Is the popular opinion that DELETE ALL doesnt use the Transient Journal true?

Database
Enthusiast

Is the popular opinion that DELETE ALL doesnt use the Transient Journal true?

Hi,

There is popular opinion among the TERADATA user community that "DELETE ....ALL" doesnt use the Transient Journal. Is this true?

I tried testing this with an explicit transaction (within a BT-ET) and a rollback soon after a "DELETE....ALL" gets the data back.

How does it work for a implicit transaction? Is the Transient Journal updated with before images for the "DELETE .....ALL" operation?

thanks,
Foxbat

6 REPLIES
Junior Contributor

Re: Is the popular opinion that DELETE ALL doesnt use the Transient Journal true?

It's not an "opinion", it's the truth, but you don't need the ALL :-)

Right now i don't want to explain in detail, just search the manuals for "fast path delete"

Dieter
Highlighted
Teradata Employee

Re: Is the popular opinion that DELETE ALL doesnt use the Transient Journal true?

The ALL keyword is unimportant. You can get fast path delete behavior without ALL; conversely using ALL does not guarantee fast path.

Fast path delete requires (among other restrictions) that the DELETE be the last/only statement in the transaction, so that Teradata knows a ROLLBACK will never be required. And it will not only omit journaling, it can just mark blocks/cylinders "free" and not process individual rows at all.
rgs
Enthusiast

Re: Is the popular opinion that DELETE ALL doesnt use the Transient Journal true?

Delete ALL uses the “fast path” for the following situations

• when it is the only statement in the transaction
• when it is the last statement in the transaction

This means if you run in Teradata session mode it has to either be an implicit transaction or the last statement in the transaction. It has to see the delete statement and the ET in the same request.

If you run in ANSI transaction mode it has to be submitted with the commit statement as one request otherwise it will not use the fast path.

The fast path still records the delete all request to the TJ, but only one row, to tell it if the transaction commits to delete the contents of the entire table, simply freeing all the data blocks in the table.

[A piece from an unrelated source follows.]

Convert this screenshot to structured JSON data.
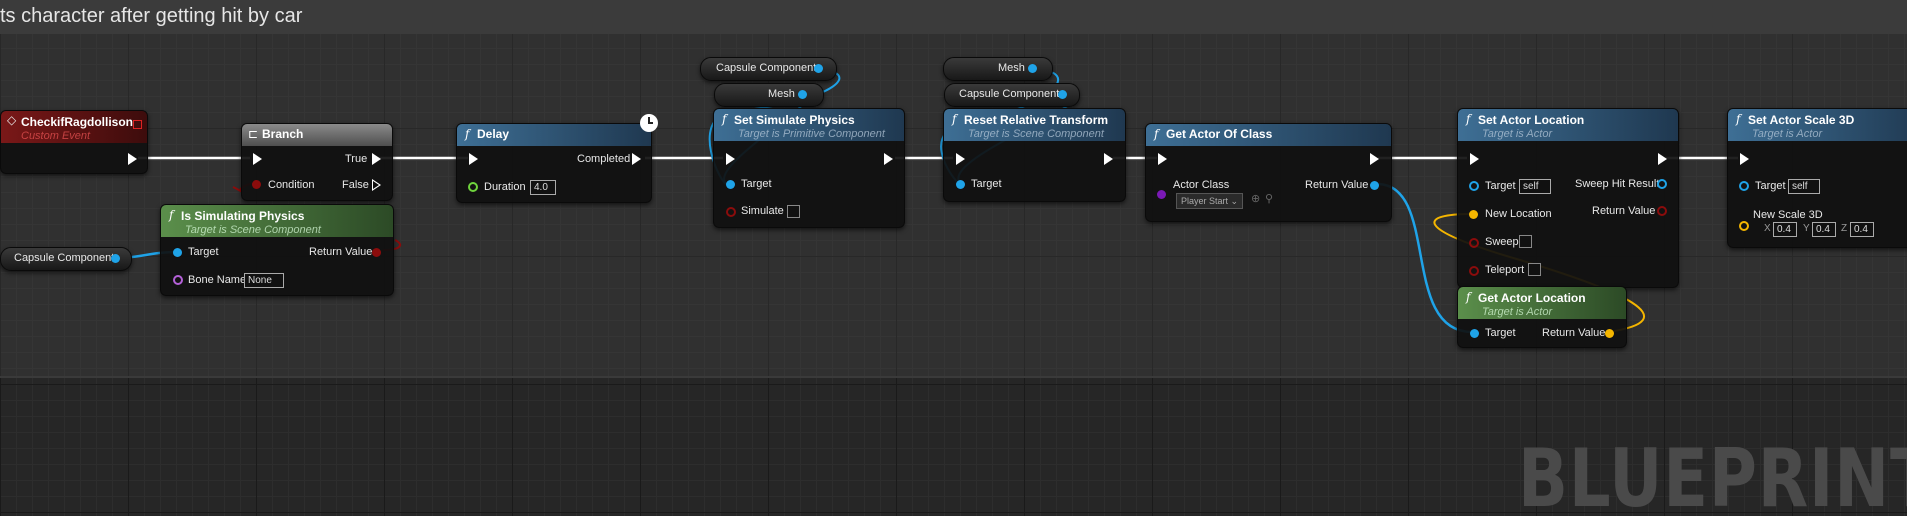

If the transaction rolls back the TJ row will be ignored and the delete of the table contents will not be done.
Enthusiast

Re: Is the popular opinion that DELETE ALL doesnt use the Transient Journal true?



I have seen the term fast path delete in the V2R6.1 SQL Reference for DML's but it doesnt explicitly say anything about the Transient Journal activity. I therefore didnt want to make a personal interpretation of the text. If there is some place this is specified explicity kindly let me know.

Also I observed that a DROP TABLE works faster than a DELETE ALL statment on a very large table. The DROP TABLE ran in a few seconds while the DELETE took a few minutes. I confirmed that the delay wasnt due to BLOCKING or TDWM rules. Any idea why this could have happened?
Enthusiast

Re: Is the popular opinion that DELETE ALL doesnt use the Transient Journal true?

Hi Dieter/Fred,

Just want to clear my doubt that if DELETE statement is the last/Only statement whether its a ANSI or  TD mode , it will always Omit the TJ ..

Am I Correct here? Please correct me if i am wrong..

Cheers!

Nishant 

Junior Contributor

Re: Is the popular opinion that DELETE ALL doesnt use the Transient Journal true?

Hi Nishant,

it's a FastPath Delete when there's no Trigger/Foreign Key/Join Index and it's known to the optimizer that it will be commited. i.e. the explain must show the END TRANSACTION step.

For ANSI sessions using a multistatement request:

DELETE FROM tab
;COMMIT;

For explicit transaction in Teradata sessions using a multistatement request:

BT;
...
DELETE FROM tab
;ET; --multistatement request

without BT it's a simple

DELETE FROM tab;

Dieter